§ **THE PROBLEM**
Return each line of the entries that mentions the word "time".
(PROVIDED INFORMATION)
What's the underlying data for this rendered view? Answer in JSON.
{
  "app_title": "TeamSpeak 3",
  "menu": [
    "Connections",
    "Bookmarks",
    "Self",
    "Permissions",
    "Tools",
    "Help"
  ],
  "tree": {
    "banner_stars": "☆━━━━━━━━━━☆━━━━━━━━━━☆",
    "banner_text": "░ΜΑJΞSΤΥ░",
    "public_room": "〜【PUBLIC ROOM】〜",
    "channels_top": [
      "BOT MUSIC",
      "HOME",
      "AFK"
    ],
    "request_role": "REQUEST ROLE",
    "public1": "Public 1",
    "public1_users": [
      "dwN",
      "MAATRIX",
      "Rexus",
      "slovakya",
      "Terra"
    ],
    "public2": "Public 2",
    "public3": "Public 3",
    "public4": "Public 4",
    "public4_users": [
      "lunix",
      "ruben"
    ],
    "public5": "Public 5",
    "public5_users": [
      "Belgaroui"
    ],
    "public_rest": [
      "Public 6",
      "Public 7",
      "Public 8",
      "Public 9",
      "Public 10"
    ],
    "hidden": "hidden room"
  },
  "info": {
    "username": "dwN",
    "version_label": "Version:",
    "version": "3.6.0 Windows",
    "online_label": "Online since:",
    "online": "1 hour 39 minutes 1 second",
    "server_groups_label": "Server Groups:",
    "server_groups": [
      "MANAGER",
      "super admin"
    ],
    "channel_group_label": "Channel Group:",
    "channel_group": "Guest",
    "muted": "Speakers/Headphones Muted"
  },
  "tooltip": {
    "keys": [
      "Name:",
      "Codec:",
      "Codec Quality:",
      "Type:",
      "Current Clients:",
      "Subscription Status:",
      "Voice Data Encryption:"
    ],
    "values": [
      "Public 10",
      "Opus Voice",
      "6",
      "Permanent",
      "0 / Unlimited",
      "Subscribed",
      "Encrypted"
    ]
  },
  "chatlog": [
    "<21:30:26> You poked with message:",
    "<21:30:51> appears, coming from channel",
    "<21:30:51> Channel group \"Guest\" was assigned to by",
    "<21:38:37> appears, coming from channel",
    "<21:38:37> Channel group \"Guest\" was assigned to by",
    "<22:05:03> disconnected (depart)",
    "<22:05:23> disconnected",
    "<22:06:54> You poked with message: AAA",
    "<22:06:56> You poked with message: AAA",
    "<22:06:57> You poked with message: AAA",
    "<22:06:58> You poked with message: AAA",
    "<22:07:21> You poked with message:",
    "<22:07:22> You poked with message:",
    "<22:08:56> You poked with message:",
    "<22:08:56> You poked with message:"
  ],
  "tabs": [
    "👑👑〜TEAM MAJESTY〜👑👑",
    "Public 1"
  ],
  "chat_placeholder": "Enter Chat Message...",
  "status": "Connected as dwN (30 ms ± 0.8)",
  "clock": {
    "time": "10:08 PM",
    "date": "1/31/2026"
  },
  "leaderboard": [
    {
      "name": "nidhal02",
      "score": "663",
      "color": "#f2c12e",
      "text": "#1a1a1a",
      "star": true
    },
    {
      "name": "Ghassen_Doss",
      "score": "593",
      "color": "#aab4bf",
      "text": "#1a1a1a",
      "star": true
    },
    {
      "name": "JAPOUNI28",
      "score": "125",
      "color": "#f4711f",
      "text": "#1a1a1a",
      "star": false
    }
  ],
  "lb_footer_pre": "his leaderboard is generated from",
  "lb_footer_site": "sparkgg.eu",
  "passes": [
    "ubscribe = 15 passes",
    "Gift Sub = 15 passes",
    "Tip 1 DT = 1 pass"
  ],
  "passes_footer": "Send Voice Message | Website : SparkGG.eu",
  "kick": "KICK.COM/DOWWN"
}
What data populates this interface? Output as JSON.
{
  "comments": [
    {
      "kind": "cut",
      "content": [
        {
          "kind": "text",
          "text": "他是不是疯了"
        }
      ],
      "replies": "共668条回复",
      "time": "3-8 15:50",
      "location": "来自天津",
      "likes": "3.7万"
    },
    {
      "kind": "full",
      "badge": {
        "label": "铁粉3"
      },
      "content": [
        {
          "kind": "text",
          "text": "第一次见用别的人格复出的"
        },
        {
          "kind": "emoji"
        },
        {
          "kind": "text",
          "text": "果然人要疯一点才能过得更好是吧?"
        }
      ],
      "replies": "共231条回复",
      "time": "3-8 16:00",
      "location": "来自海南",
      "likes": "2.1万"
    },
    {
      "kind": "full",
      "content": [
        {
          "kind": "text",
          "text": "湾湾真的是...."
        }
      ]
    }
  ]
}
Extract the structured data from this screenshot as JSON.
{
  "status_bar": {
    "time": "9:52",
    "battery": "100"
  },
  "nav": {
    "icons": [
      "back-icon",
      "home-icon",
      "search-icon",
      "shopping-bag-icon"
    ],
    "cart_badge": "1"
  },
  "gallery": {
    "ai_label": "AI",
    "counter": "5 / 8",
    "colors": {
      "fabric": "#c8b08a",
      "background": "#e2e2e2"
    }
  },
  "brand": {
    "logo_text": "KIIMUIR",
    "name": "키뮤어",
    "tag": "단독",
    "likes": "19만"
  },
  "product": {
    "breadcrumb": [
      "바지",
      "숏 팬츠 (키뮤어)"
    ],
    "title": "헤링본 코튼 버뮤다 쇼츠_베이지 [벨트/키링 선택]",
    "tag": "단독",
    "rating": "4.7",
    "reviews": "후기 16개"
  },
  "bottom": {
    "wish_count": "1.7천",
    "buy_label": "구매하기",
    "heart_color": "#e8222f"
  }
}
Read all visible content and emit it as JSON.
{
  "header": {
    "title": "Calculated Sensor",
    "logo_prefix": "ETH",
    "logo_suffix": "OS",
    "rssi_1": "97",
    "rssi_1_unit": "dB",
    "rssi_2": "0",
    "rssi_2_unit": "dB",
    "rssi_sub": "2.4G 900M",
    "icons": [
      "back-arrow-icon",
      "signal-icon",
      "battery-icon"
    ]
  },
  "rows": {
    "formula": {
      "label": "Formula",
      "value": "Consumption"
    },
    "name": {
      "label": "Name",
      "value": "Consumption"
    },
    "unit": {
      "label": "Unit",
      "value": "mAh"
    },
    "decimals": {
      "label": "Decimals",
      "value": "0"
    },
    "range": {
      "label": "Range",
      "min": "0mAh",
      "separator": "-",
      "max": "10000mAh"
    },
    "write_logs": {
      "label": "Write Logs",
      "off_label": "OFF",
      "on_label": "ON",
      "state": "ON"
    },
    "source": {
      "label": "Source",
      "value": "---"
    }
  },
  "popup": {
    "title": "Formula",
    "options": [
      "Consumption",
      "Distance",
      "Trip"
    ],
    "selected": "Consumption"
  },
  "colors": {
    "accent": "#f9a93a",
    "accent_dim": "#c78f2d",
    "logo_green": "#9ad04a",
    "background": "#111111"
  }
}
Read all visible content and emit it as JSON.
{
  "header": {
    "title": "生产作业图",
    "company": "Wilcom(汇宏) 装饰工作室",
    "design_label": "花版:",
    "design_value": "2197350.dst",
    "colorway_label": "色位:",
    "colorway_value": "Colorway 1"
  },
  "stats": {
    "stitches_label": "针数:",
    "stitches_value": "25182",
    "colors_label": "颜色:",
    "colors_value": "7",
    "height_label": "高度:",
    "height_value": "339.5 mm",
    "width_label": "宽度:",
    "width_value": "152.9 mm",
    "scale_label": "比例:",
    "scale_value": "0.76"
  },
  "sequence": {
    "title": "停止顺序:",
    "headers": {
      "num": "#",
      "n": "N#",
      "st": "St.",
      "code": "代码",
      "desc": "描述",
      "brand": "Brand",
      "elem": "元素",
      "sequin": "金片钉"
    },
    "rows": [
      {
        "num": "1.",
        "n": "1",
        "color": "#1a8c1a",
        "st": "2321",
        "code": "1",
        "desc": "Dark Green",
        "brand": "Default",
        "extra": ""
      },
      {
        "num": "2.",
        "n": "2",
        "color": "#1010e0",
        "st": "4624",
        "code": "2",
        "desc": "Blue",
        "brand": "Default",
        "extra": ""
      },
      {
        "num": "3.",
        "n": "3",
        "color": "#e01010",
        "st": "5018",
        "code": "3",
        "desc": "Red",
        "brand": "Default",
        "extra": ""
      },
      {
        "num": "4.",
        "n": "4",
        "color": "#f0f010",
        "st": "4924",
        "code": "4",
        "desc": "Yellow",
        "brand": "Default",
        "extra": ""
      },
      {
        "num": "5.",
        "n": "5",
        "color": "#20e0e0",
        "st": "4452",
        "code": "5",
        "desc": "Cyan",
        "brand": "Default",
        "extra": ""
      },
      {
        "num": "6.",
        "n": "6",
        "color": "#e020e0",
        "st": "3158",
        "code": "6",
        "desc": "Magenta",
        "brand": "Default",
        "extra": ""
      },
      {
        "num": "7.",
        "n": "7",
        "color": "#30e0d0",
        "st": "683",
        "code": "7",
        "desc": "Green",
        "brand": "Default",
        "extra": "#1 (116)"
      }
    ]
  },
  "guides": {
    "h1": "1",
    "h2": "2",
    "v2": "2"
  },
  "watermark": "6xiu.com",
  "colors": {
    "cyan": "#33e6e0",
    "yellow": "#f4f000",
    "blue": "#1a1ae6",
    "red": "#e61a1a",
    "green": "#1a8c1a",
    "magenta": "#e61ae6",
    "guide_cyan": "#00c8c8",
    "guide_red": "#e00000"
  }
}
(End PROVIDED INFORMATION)
§ **WRITTEN ANSWER**
    "time": "10:08 PM",
      "time": "3-8 15:50",
      "time": "3-8 16:00",
    "time": "9:52",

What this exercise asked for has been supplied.